Has Outsourcing Innovation Hurt Boeing's 787?

Gas leaks, battery fires, faulty wiring, electrical service software errors–Boeing’s new 787 is experiencing a series of problems that is hurting the brand, slowing the roll-out and costing the company many millions of dollars. Any new jet comes with teething problems and one with entirely new composite materials can be expected to have more than its share. But the three-year delay in launch and cascading problems suggest that Boeing’s original strategy of outsourcing most of the design, engineering and manufacture of the Dreamliner is proving seriously costly.

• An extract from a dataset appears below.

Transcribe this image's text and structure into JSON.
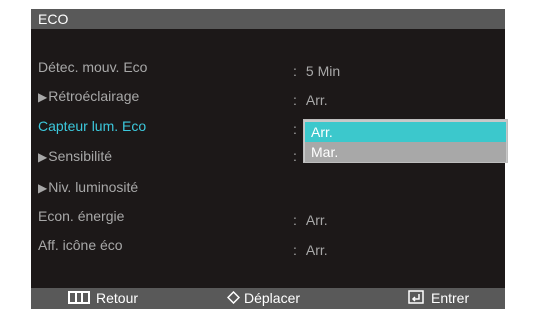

For most of the past decade, globalization of innovation has been in vogue, with consultants promising huge cost savings and speedier results. As manufacturing went global, it appeared to make sense to outsource the creative aspects of making as well. In addition, nationalistic pressures by potential buyers of big-ticket items, especially commercial jet planes, demanded a piece of the action as a quid pro quo in purchasing them. Besides, Apple shifted all production of its high-tech iPhones, iPads and Macs to China and that’s worked, so the business logic went.

For Boeing, the logic hasn’t worked. The 787, like all commercial jets, is really a super-complex, hand-crafted product, composed of new materials, designed in new ways and assembled by new methods. The best innovation strategy for this kind of cutting edge innovation may well be internal, organic teams who have control over most, if not all, of the complex procedures. Agile, resilient teams of skilled people who trust each other to share information and learn quickly by doing are the best organization units for this kind of innovation. They make up “magic circles” of creativity who can craft original designs and then scale their efforts for production. Organic, networked circles of creativity and craft can be better managed and are often more efficient than totally outsourced design and manufacturing. The poor quality control experienced by Boeing over its suppliers in Europe and Asia might have been prevented had the company done more of its creativity and crafting in-house.

Boeing’s decision to outsource 30% to 40% of the 787 was made in the context of a contentious history with it’s engineering unions. In retrospect, the higher cost of keeping a creative, competent and in-house capability happy would probably have been a tiny fraction of what Boeing is paying today in penalties for delays, fixes to errors and brand erosion. Circles of highly creative, innovative teams are expensive but the scaling of their efforts may be more efficient and cost-effective in the long run for companies intent on playing at the edge. Apple never outsourced its design and engineering and demanded total control over the manufacture and assembly of its products. Apple’s handful of “magic circle” of design and engineering teams has worked on nearly all of its products over the decades. Boeing and business consultants should take note.